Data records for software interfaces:
|---|

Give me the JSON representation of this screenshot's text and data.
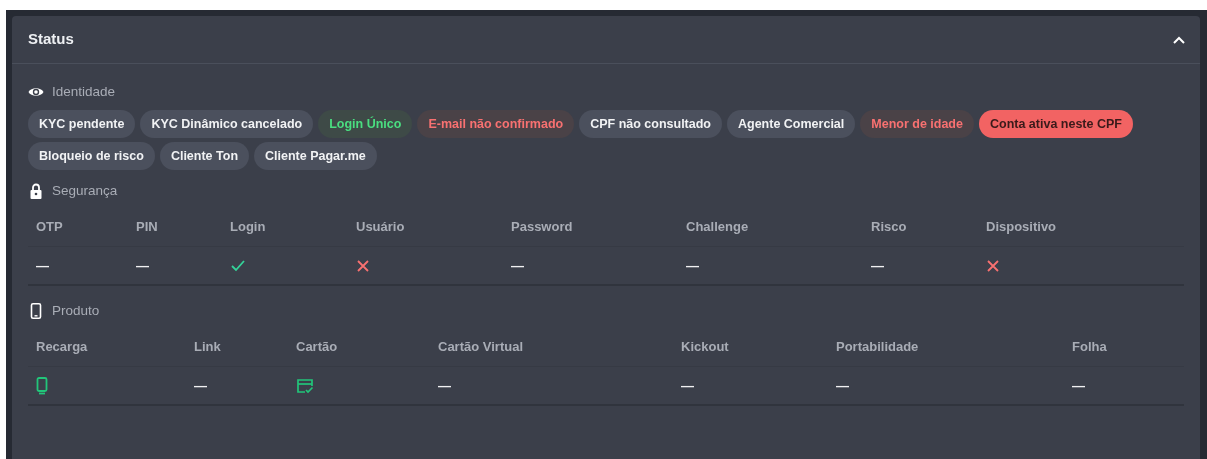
{
  "panel": {
    "title": "Status",
    "expanded": true
  },
  "identity": {
    "label": "Identidade",
    "chips": [
      {
        "text": "KYC pendente",
        "kind": "neutral"
      },
      {
        "text": "KYC Dinâmico cancelado",
        "kind": "neutral"
      },
      {
        "text": "Login Único",
        "kind": "success"
      },
      {
        "text": "E-mail não confirmado",
        "kind": "danger"
      },
      {
        "text": "CPF não consultado",
        "kind": "neutral"
      },
      {
        "text": "Agente Comercial",
        "kind": "neutral"
      },
      {
        "text": "Menor de idade",
        "kind": "danger"
      },
      {
        "text": "Conta ativa neste CPF",
        "kind": "alert"
      },
      {
        "text": "Bloqueio de risco",
        "kind": "neutral"
      },
      {
        "text": "Cliente Ton",
        "kind": "neutral"
      },
      {
        "text": "Cliente Pagar.me",
        "kind": "neutral"
      }
    ]
  },
  "security": {
    "label": "Segurança",
    "columns": [
      {
        "header": "OTP",
        "value": {
          "kind": "dash",
          "text": "—"
        }
      },
      {
        "header": "PIN",
        "value": {
          "kind": "dash",
          "text": "—"
        }
      },
      {
        "header": "Login",
        "value": {
          "kind": "check"
        }
      },
      {
        "header": "Usuário",
        "value": {
          "kind": "cross"
        }
      },
      {
        "header": "Password",
        "value": {
          "kind": "dash",
          "text": "—"
        }
      },
      {
        "header": "Challenge",
        "value": {
          "kind": "dash",
          "text": "—"
        }
      },
      {
        "header": "Risco",
        "value": {
          "kind": "dash",
          "text": "—"
        }
      },
      {
        "header": "Dispositivo",
        "value": {
          "kind": "cross"
        }
      }
    ]
  },
  "product": {
    "label": "Produto",
    "columns": [
      {
        "header": "Recarga",
        "value": {
          "kind": "phone"
        }
      },
      {
        "header": "Link",
        "value": {
          "kind": "dash",
          "text": "—"
        }
      },
      {
        "header": "Cartão",
        "value": {
          "kind": "card"
        }
      },
      {
        "header": "Cartão Virtual",
        "value": {
          "kind": "dash",
          "text": "—"
        }
      },
      {
        "header": "Kickout",
        "value": {
          "kind": "dash",
          "text": "—"
        }
      },
      {
        "header": "Portabilidade",
        "value": {
          "kind": "dash",
          "text": "—"
        }
      },
      {
        "header": "Folha",
        "value": {
          "kind": "dash",
          "text": "—"
        }
      }
    ]
  }
}
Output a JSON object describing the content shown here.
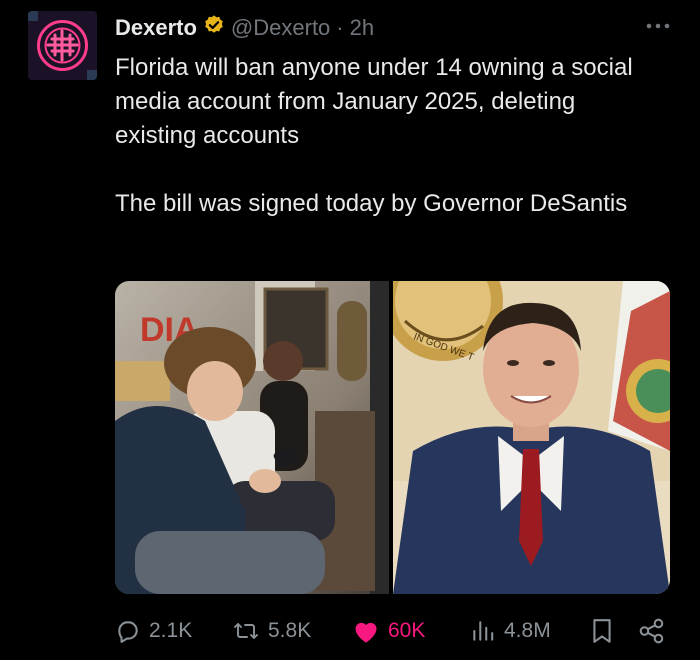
{
  "post": {
    "author_name": "Dexerto",
    "handle": "@Dexerto",
    "separator": "·",
    "time": "2h",
    "text_paragraphs": [
      "Florida will ban anyone under 14 owning a social media account from January 2025, deleting existing accounts",
      "The bill was signed today by Governor DeSantis"
    ]
  },
  "icons": {
    "avatar": "dexerto-logo",
    "verified": "verified-gold-badge-icon",
    "more": "more-options-icon",
    "reply": "reply-icon",
    "repost": "repost-icon",
    "like": "heart-icon",
    "views": "views-icon",
    "bookmark": "bookmark-icon",
    "share": "share-icon"
  },
  "media": {
    "left_image": "teenagers-using-phone",
    "right_image": "governor-desantis-portrait"
  },
  "actions": {
    "replies": "2.1K",
    "reposts": "5.8K",
    "likes": "60K",
    "views": "4.8M"
  },
  "colors": {
    "background": "#000000",
    "text": "#e7e9ea",
    "muted": "#71767b",
    "like_active": "#f91880",
    "verified": "#e8b418"
  }
}
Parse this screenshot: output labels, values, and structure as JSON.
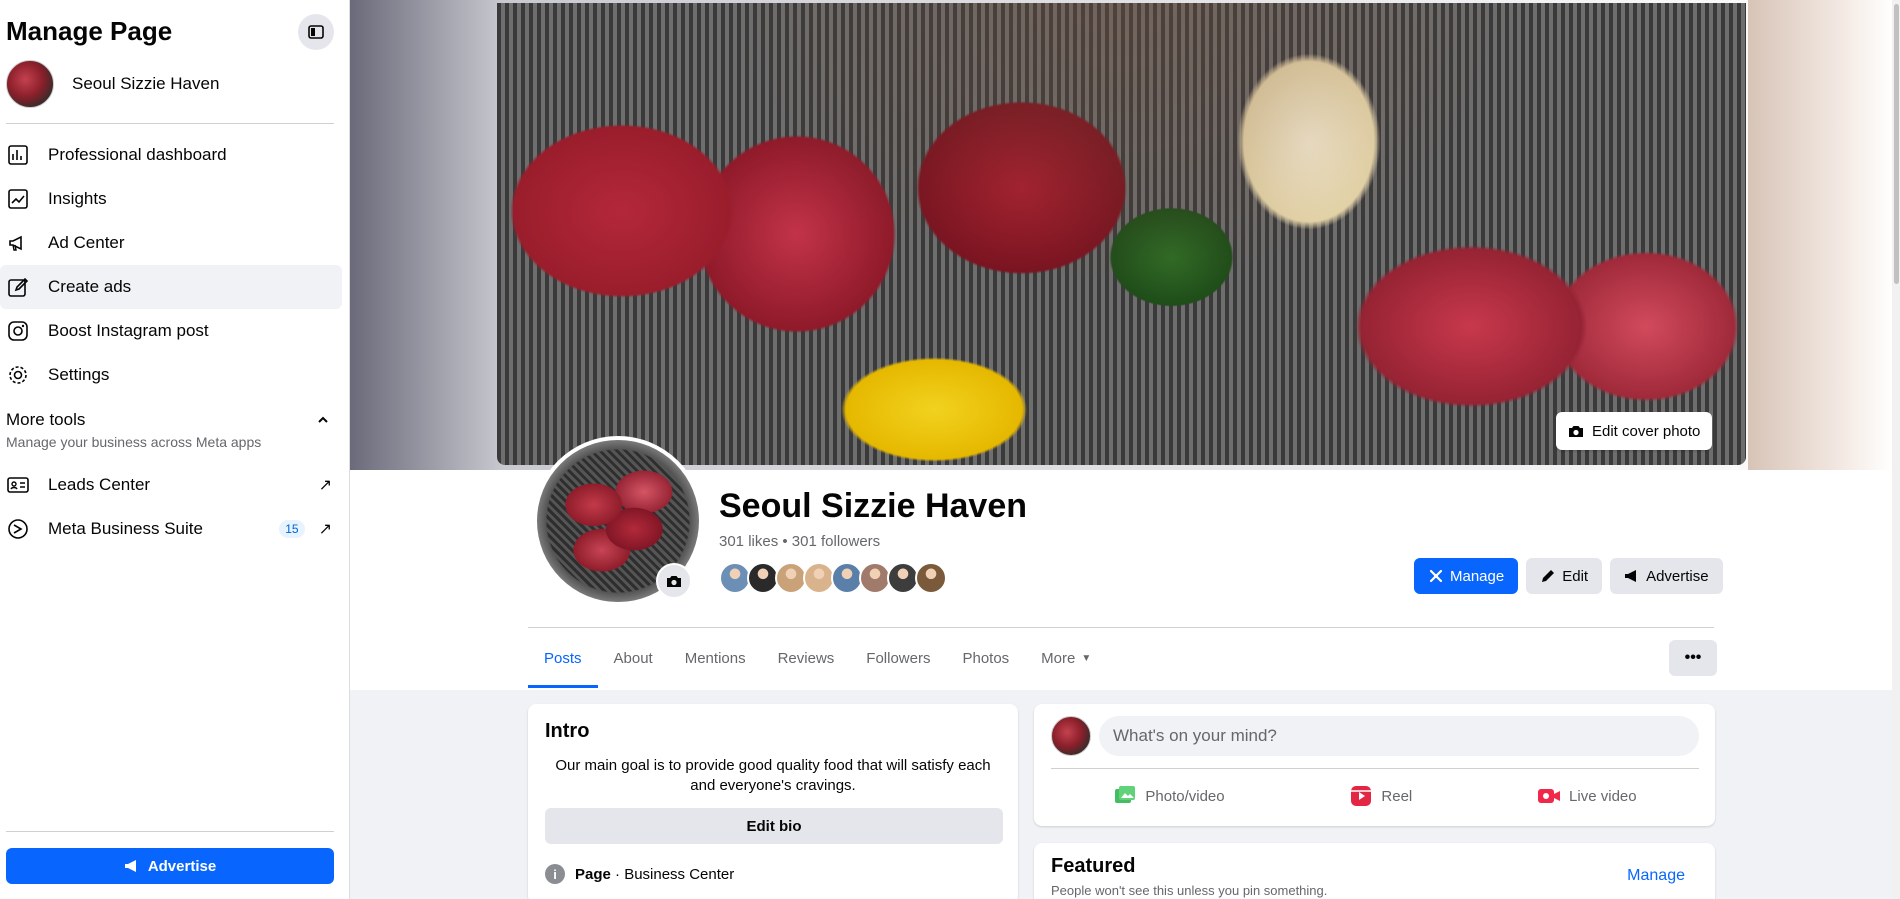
{
  "sidebar": {
    "title": "Manage Page",
    "page_name": "Seoul Sizzie Haven",
    "nav": [
      {
        "label": "Professional dashboard",
        "icon": "chart-icon"
      },
      {
        "label": "Insights",
        "icon": "insights-icon"
      },
      {
        "label": "Ad Center",
        "icon": "megaphone-icon"
      },
      {
        "label": "Create ads",
        "icon": "pencil-icon"
      },
      {
        "label": "Boost Instagram post",
        "icon": "instagram-icon"
      },
      {
        "label": "Settings",
        "icon": "gear-icon"
      }
    ],
    "more_tools": {
      "title": "More tools",
      "subtitle": "Manage your business across Meta apps"
    },
    "tools": [
      {
        "label": "Leads Center",
        "icon": "id-card-icon"
      },
      {
        "label": "Meta Business Suite",
        "icon": "meta-suite-icon",
        "badge": "15"
      }
    ],
    "advertise_label": "Advertise"
  },
  "header": {
    "edit_cover_label": "Edit cover photo",
    "page_name": "Seoul Sizzie Haven",
    "stats": "301 likes • 301 followers",
    "follower_faces": [
      "#6b8fb5",
      "#2a2a2a",
      "#c9a27a",
      "#d9b38c",
      "#5a7fa8",
      "#a07a6a",
      "#3d3d3d",
      "#7a5a3a"
    ],
    "actions": {
      "manage": "Manage",
      "edit": "Edit",
      "advertise": "Advertise"
    },
    "tabs": [
      "Posts",
      "About",
      "Mentions",
      "Reviews",
      "Followers",
      "Photos",
      "More"
    ],
    "more_tab": "More"
  },
  "intro": {
    "title": "Intro",
    "text": "Our main goal is to provide good quality food that will satisfy each and everyone's cravings.",
    "edit_bio": "Edit bio",
    "page_label": "Page",
    "category": " · Business Center"
  },
  "composer": {
    "placeholder": "What's on your mind?",
    "photo": "Photo/video",
    "reel": "Reel",
    "live": "Live video"
  },
  "featured": {
    "title": "Featured",
    "subtitle": "People won't see this unless you pin something.",
    "manage": "Manage"
  },
  "colors": {
    "accent": "#0866ff",
    "photo_green": "#45bd62",
    "reel_pink": "#e42645",
    "live_red": "#f02849"
  }
}
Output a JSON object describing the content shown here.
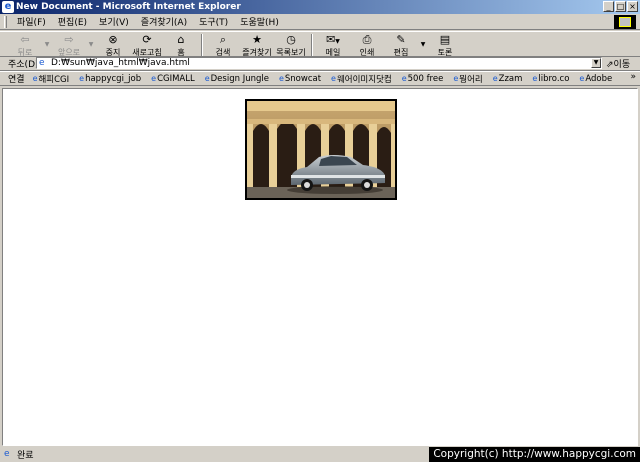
{
  "window": {
    "title": "New Document - Microsoft Internet Explorer"
  },
  "menu": [
    "파일(F)",
    "편집(E)",
    "보기(V)",
    "즐겨찾기(A)",
    "도구(T)",
    "도움말(H)"
  ],
  "toolbar": {
    "back": "뒤로",
    "forward": "앞으로",
    "stop": "중지",
    "refresh": "새로고침",
    "home": "홈",
    "search": "검색",
    "favorites": "즐겨찾기",
    "history": "목록보기",
    "mail": "메일",
    "print": "인쇄",
    "edit": "편집",
    "discuss": "토론"
  },
  "address": {
    "label": "주소(D)",
    "url": "D:₩sun₩java_html₩java.html",
    "go": "이동"
  },
  "links": {
    "label": "연결",
    "items": [
      "해피CGI",
      "happycgi_job",
      "CGIMALL",
      "Design Jungle",
      "Snowcat",
      "웨어이미지닷컴",
      "500 free",
      "뭥어리",
      "Zzam",
      "libro.co",
      "Adobe"
    ],
    "more": "»"
  },
  "status": {
    "text": "완료",
    "copyright": "Copyright(c) http://www.happycgi.com"
  }
}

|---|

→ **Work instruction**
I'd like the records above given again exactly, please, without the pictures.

→ **Written reply**
Give me the JSON representation of this screenshot's text and data.
{
  "panel": {
    "title": "Status",
    "expanded": true
  },
  "identity": {
    "label": "Identidade",
    "chips": [
      {
        "text": "KYC pendente",
        "kind": "neutral"
      },
      {
        "text": "KYC Dinâmico cancelado",
        "kind": "neutral"
      },
      {
        "text": "Login Único",
        "kind": "success"
      },
      {
        "text": "E-mail não confirmado",
        "kind": "danger"
      },
      {
        "text": "CPF não consultado",
        "kind": "neutral"
      },
      {
        "text": "Agente Comercial",
        "kind": "neutral"
      },
      {
        "text": "Menor de idade",
        "kind": "danger"
      },
      {
        "text": "Conta ativa neste CPF",
        "kind": "alert"
      },
      {
        "text": "Bloqueio de risco",
        "kind": "neutral"
      },
      {
        "text": "Cliente Ton",
        "kind": "neutral"
      },
      {
        "text": "Cliente Pagar.me",
        "kind": "neutral"
      }
    ]
  },
  "security": {
    "label": "Segurança",
    "columns": [
      {
        "header": "OTP",
        "value": {
          "kind": "dash",
          "text": "—"
        }
      },
      {
        "header": "PIN",
        "value": {
          "kind": "dash",
          "text": "—"
        }
      },
      {
        "header": "Login",
        "value": {
          "kind": "check"
        }
      },
      {
        "header": "Usuário",
        "value": {
          "kind": "cross"
        }
      },
      {
        "header": "Password",
        "value": {
          "kind": "dash",
          "text": "—"
        }
      },
      {
        "header": "Challenge",
        "value": {
          "kind": "dash",
          "text": "—"
        }
      },
      {
        "header": "Risco",
        "value": {
          "kind": "dash",
          "text": "—"
        }
      },
      {
        "header": "Dispositivo",
        "value": {
          "kind": "cross"
        }
      }
    ]
  },
  "product": {
    "label": "Produto",
    "columns": [
      {
        "header": "Recarga",
        "value": {
          "kind": "phone"
        }
      },
      {
        "header": "Link",
        "value": {
          "kind": "dash",
          "text": "—"
        }
      },
      {
        "header": "Cartão",
        "value": {
          "kind": "card"
        }
      },
      {
        "header": "Cartão Virtual",
        "value": {
          "kind": "dash",
          "text": "—"
        }
      },
      {
        "header": "Kickout",
        "value": {
          "kind": "dash",
          "text": "—"
        }
      },
      {
        "header": "Portabilidade",
        "value": {
          "kind": "dash",
          "text": "—"
        }
      },
      {
        "header": "Folha",
        "value": {
          "kind": "dash",
          "text": "—"
        }
      }
    ]
  }
}
Output a JSON object describing the content shown here.
{
  "post": {
    "author_name": "Dexerto",
    "handle": "@Dexerto",
    "separator": "·",
    "time": "2h",
    "text_paragraphs": [
      "Florida will ban anyone under 14 owning a social media account from January 2025, deleting existing accounts",
      "The bill was signed today by Governor DeSantis"
    ]
  },
  "icons": {
    "avatar": "dexerto-logo",
    "verified": "verified-gold-badge-icon",
    "more": "more-options-icon",
    "reply": "reply-icon",
    "repost": "repost-icon",
    "like": "heart-icon",
    "views": "views-icon",
    "bookmark": "bookmark-icon",
    "share": "share-icon"
  },
  "media": {
    "left_image": "teenagers-using-phone",
    "right_image": "governor-desantis-portrait"
  },
  "actions": {
    "replies": "2.1K",
    "reposts": "5.8K",
    "likes": "60K",
    "views": "4.8M"
  },
  "colors": {
    "background": "#000000",
    "text": "#e7e9ea",
    "muted": "#71767b",
    "like_active": "#f91880",
    "verified": "#e8b418"
  }
}
Parse this screenshot: output labels, values, and structure as JSON.
{
  "sidebar": {
    "title": "Manage Page",
    "page_name": "Seoul Sizzie Haven",
    "nav": [
      {
        "label": "Professional dashboard",
        "icon": "chart-icon"
      },
      {
        "label": "Insights",
        "icon": "insights-icon"
      },
      {
        "label": "Ad Center",
        "icon": "megaphone-icon"
      },
      {
        "label": "Create ads",
        "icon": "pencil-icon"
      },
      {
        "label": "Boost Instagram post",
        "icon": "instagram-icon"
      },
      {
        "label": "Settings",
        "icon": "gear-icon"
      }
    ],
    "more_tools": {
      "title": "More tools",
      "subtitle": "Manage your business across Meta apps"
    },
    "tools": [
      {
        "label": "Leads Center",
        "icon": "id-card-icon"
      },
      {
        "label": "Meta Business Suite",
        "icon": "meta-suite-icon",
        "badge": "15"
      }
    ],
    "advertise_label": "Advertise"
  },
  "header": {
    "edit_cover_label": "Edit cover photo",
    "page_name": "Seoul Sizzie Haven",
    "stats": "301 likes • 301 followers",
    "follower_faces": [
      "#6b8fb5",
      "#2a2a2a",
      "#c9a27a",
      "#d9b38c",
      "#5a7fa8",
      "#a07a6a",
      "#3d3d3d",
      "#7a5a3a"
    ],
    "actions": {
      "manage": "Manage",
      "edit": "Edit",
      "advertise": "Advertise"
    },
    "tabs": [
      "Posts",
      "About",
      "Mentions",
      "Reviews",
      "Followers",
      "Photos",
      "More"
    ],
    "more_tab": "More"
  },
  "intro": {
    "title": "Intro",
    "text": "Our main goal is to provide good quality food that will satisfy each and everyone's cravings.",
    "edit_bio": "Edit bio",
    "page_label": "Page",
    "category": " · Business Center"
  },
  "composer": {
    "placeholder": "What's on your mind?",
    "photo": "Photo/video",
    "reel": "Reel",
    "live": "Live video"
  },
  "featured": {
    "title": "Featured",
    "subtitle": "People won't see this unless you pin something.",
    "manage": "Manage"
  },
  "colors": {
    "accent": "#0866ff",
    "photo_green": "#45bd62",
    "reel_pink": "#e42645",
    "live_red": "#f02849"
  }
}
Output a JSON object describing the content shown here.
{
  "window": {
    "title": "New Document - Microsoft Internet Explorer"
  },
  "menu": [
    "파일(F)",
    "편집(E)",
    "보기(V)",
    "즐겨찾기(A)",
    "도구(T)",
    "도움말(H)"
  ],
  "toolbar": {
    "back": "뒤로",
    "forward": "앞으로",
    "stop": "중지",
    "refresh": "새로고침",
    "home": "홈",
    "search": "검색",
    "favorites": "즐겨찾기",
    "history": "목록보기",
    "mail": "메일",
    "print": "인쇄",
    "edit": "편집",
    "discuss": "토론"
  },
  "address": {
    "label": "주소(D)",
    "url": "D:₩sun₩java_html₩java.html",
    "go": "이동"
  },
  "links": {
    "label": "연결",
    "items": [
      "해피CGI",
      "happycgi_job",
      "CGIMALL",
      "Design Jungle",
      "Snowcat",
      "웨어이미지닷컴",
      "500 free",
      "뭥어리",
      "Zzam",
      "libro.co",
      "Adobe"
    ],
    "more": "»"
  },
  "status": {
    "text": "완료",
    "copyright": "Copyright(c) http://www.happycgi.com"
  }
}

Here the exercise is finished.